‘STR. MEDORA MUSKOKA LAKES’
Scarce postcard, sent home by a French tourist.
All of the text on the front of the postcard!
Mailed to France, stamp removed. Postmarked ‘_UMARIS’ broken circle (assume BEAUMARIS).
Text in French : “..I passed this place on July 14th, it is where we exit one Indian river and enter into lake Rosseau…I am sending a view of this beautiful country, this boat comes every day in front of the hotel. I went on an excursion on a similar boat with the name Kenohza. I saw three lakes, an indian river…".
Stain UR. Creases left side.
The Medora was launched at Gravenhurst in June 1893. She was referred to as "the most ocean-liner-like" of all the Muskoka steamers. The Medora was renovated in 1901-02. She was drydocked and cut in half and lengthened by 20' bringing her to 142.6 feet.

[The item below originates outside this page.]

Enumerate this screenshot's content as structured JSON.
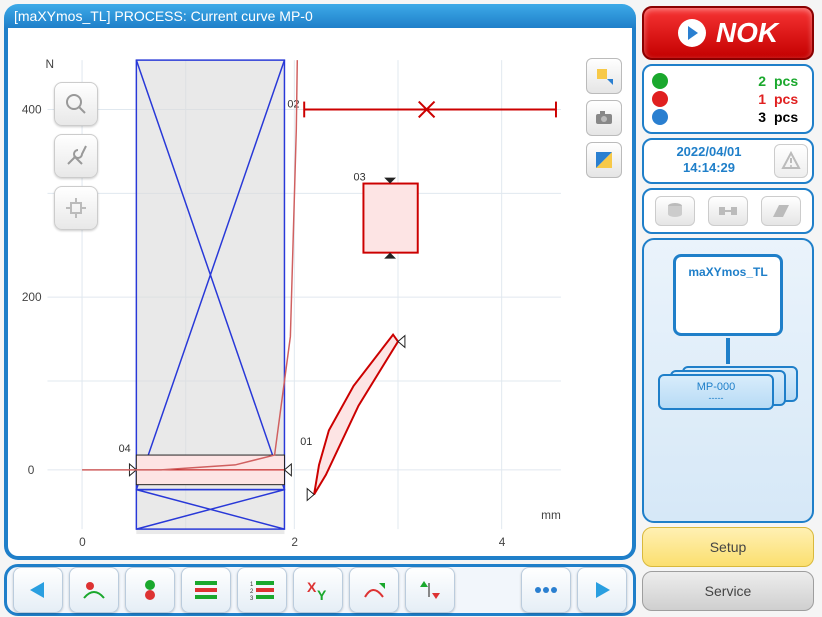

Because of the revisions she was less able to steer and vibrated. Her crew called her "The Moose" because of the vibration and her booming whistle. After her servicing she became the flagship of the fleet. Her captain was George Bailey.
She sailed as part of the Nipissing, Islander, Medora and Kenozha fleet taking passengers on day cruises from the Muskoka Express running from Toronto to the Muskoka Wharf. Some interesting facts about the Medora are that she is lends her name to the lounge on the Wenonah II, a section of her stained glass is in the dining hall of the RMS Segwun, and she is the new steel bulkhead of the RMS Segwun. So I guess you can say that she still sails today.
Beaumaris is a small settlement in Ontario, Canada, on Lake Muskoka which once served as an important transit point during the steamship era on the lake, and once hosted a summer hotel, called the Beaumaris Hotel.